REQUIRED WORK: Your answer should restate each line of the data below word for word.

###

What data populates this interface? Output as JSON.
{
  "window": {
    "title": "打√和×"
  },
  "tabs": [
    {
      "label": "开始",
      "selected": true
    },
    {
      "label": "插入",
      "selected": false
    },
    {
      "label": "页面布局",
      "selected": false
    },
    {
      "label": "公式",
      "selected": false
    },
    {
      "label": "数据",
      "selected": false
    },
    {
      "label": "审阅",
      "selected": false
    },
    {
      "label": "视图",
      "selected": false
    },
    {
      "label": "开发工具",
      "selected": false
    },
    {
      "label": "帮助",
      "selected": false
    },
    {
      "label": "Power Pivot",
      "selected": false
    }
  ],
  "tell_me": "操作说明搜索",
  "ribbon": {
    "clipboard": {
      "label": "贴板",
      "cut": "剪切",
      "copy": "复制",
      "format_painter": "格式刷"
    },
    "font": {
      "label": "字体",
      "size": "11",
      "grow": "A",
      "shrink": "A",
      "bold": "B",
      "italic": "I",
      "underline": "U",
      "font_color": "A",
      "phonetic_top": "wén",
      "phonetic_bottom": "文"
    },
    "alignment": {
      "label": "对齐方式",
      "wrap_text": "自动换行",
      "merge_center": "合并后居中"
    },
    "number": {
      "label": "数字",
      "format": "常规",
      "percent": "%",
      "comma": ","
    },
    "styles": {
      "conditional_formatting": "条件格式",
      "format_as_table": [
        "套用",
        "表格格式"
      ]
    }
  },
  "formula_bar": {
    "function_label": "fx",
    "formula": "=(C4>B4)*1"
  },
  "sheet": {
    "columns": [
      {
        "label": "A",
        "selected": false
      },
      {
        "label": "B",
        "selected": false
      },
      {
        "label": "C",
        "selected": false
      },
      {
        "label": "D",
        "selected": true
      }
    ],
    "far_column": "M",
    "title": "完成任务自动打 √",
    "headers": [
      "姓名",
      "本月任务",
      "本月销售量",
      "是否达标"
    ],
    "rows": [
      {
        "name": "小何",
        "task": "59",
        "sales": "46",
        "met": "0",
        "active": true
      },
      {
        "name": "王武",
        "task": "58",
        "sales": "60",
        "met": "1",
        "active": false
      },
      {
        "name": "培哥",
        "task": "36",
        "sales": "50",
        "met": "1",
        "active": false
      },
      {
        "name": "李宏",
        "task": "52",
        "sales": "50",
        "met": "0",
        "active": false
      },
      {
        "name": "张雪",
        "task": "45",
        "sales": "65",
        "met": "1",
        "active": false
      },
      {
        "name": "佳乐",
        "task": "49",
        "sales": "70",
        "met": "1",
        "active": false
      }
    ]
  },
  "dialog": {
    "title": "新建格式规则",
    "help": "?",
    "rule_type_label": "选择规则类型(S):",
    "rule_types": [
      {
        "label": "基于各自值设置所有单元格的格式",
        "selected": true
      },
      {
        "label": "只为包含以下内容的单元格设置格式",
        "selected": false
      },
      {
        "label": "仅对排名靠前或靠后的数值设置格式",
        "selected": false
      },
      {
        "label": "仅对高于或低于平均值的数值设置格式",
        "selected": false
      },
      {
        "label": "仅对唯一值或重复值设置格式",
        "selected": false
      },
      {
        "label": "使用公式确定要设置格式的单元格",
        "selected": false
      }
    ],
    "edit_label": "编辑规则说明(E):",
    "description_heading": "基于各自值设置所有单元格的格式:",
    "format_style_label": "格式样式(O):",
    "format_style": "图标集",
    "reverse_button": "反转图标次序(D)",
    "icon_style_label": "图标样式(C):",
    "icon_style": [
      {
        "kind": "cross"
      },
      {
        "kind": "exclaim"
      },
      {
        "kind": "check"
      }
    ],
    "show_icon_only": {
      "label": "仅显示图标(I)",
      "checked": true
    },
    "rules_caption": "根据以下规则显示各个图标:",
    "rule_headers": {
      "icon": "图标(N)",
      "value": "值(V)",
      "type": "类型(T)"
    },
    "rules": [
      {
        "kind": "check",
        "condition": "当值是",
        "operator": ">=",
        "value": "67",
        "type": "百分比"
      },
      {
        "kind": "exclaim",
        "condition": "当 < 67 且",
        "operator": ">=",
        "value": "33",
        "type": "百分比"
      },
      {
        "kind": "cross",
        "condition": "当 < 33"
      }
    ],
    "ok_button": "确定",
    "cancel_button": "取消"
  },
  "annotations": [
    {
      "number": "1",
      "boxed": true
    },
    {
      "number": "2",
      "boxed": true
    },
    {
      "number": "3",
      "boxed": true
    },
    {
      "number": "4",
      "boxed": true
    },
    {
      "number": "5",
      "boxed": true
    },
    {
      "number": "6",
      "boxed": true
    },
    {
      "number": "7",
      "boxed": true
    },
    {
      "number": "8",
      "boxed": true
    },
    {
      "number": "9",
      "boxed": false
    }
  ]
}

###

FINISHED TASK:
What data populates this interface? Output as JSON.
{
  "window": {
    "title": "打√和×"
  },
  "tabs": [
    {
      "label": "开始",
      "selected": true
    },
    {
      "label": "插入",
      "selected": false
    },
    {
      "label": "页面布局",
      "selected": false
    },
    {
      "label": "公式",
      "selected": false
    },
    {
      "label": "数据",
      "selected": false
    },
    {
      "label": "审阅",
      "selected": false
    },
    {
      "label": "视图",
      "selected": false
    },
    {
      "label": "开发工具",
      "selected": false
    },
    {
      "label": "帮助",
      "selected": false
    },
    {
      "label": "Power Pivot",
      "selected": false
    }
  ],
  "tell_me": "操作说明搜索",
  "ribbon": {
    "clipboard": {
      "label": "贴板",
      "cut": "剪切",
      "copy": "复制",
      "format_painter": "格式刷"
    },
    "font": {
      "label": "字体",
      "size": "11",
      "grow": "A",
      "shrink": "A",
      "bold": "B",
      "italic": "I",
      "underline": "U",
      "font_color": "A",
      "phonetic_top": "wén",
      "phonetic_bottom": "文"
    },
    "alignment": {
      "label": "对齐方式",
      "wrap_text": "自动换行",
      "merge_center": "合并后居中"
    },
    "number": {
      "label": "数字",
      "format": "常规",
      "percent": "%",
      "comma": ","
    },
    "styles": {
      "conditional_formatting": "条件格式",
      "format_as_table": [
        "套用",
        "表格格式"
      ]
    }
  },
  "formula_bar": {
    "function_label": "fx",
    "formula": "=(C4>B4)*1"
  },
  "sheet": {
    "columns": [
      {
        "label": "A",
        "selected": false
      },
      {
        "label": "B",
        "selected": false
      },
      {
        "label": "C",
        "selected": false
      },
      {
        "label": "D",
        "selected": true
      }
    ],
    "far_column": "M",
    "title": "完成任务自动打 √",
    "headers": [
      "姓名",
      "本月任务",
      "本月销售量",
      "是否达标"
    ],
    "rows": [
      {
        "name": "小何",
        "task": "59",
        "sales": "46",
        "met": "0",
        "active": true
      },
      {
        "name": "王武",
        "task": "58",
        "sales": "60",
        "met": "1",
        "active": false
      },
      {
        "name": "培哥",
        "task": "36",
        "sales": "50",
        "met": "1",
        "active": false
      },
      {
        "name": "李宏",
        "task": "52",
        "sales": "50",
        "met": "0",
        "active": false
      },
      {
        "name": "张雪",
        "task": "45",
        "sales": "65",
        "met": "1",
        "active": false
      },
      {
        "name": "佳乐",
        "task": "49",
        "sales": "70",
        "met": "1",
        "active": false
      }
    ]
  },
  "dialog": {
    "title": "新建格式规则",
    "help": "?",
    "rule_type_label": "选择规则类型(S):",
    "rule_types": [
      {
        "label": "基于各自值设置所有单元格的格式",
        "selected": true
      },
      {
        "label": "只为包含以下内容的单元格设置格式",
        "selected": false
      },
      {
        "label": "仅对排名靠前或靠后的数值设置格式",
        "selected": false
      },
      {
        "label": "仅对高于或低于平均值的数值设置格式",
        "selected": false
      },
      {
        "label": "仅对唯一值或重复值设置格式",
        "selected": false
      },
      {
        "label": "使用公式确定要设置格式的单元格",
        "selected": false
      }
    ],
    "edit_label": "编辑规则说明(E):",
    "description_heading": "基于各自值设置所有单元格的格式:",
    "format_style_label": "格式样式(O):",
    "format_style": "图标集",
    "reverse_button": "反转图标次序(D)",
    "icon_style_label": "图标样式(C):",
    "icon_style": [
      {
        "kind": "cross"
      },
      {
        "kind": "exclaim"
      },
      {
        "kind": "check"
      }
    ],
    "show_icon_only": {
      "label": "仅显示图标(I)",
      "checked": true
    },
    "rules_caption": "根据以下规则显示各个图标:",
    "rule_headers": {
      "icon": "图标(N)",
      "value": "值(V)",
      "type": "类型(T)"
    },
    "rules": [
      {
        "kind": "check",
        "condition": "当值是",
        "operator": ">=",
        "value": "67",
        "type": "百分比"
      },
      {
        "kind": "exclaim",
        "condition": "当 < 67 且",
        "operator": ">=",
        "value": "33",
        "type": "百分比"
      },
      {
        "kind": "cross",
        "condition": "当 < 33"
      }
    ],
    "ok_button": "确定",
    "cancel_button": "取消"
  },
  "annotations": [
    {
      "number": "1",
      "boxed": true
    },
    {
      "number": "2",
      "boxed": true
    },
    {
      "number": "3",
      "boxed": true
    },
    {
      "number": "4",
      "boxed": true
    },
    {
      "number": "5",
      "boxed": true
    },
    {
      "number": "6",
      "boxed": true
    },
    {
      "number": "7",
      "boxed": true
    },
    {
      "number": "8",
      "boxed": true
    },
    {
      "number": "9",
      "boxed": false
    }
  ]
}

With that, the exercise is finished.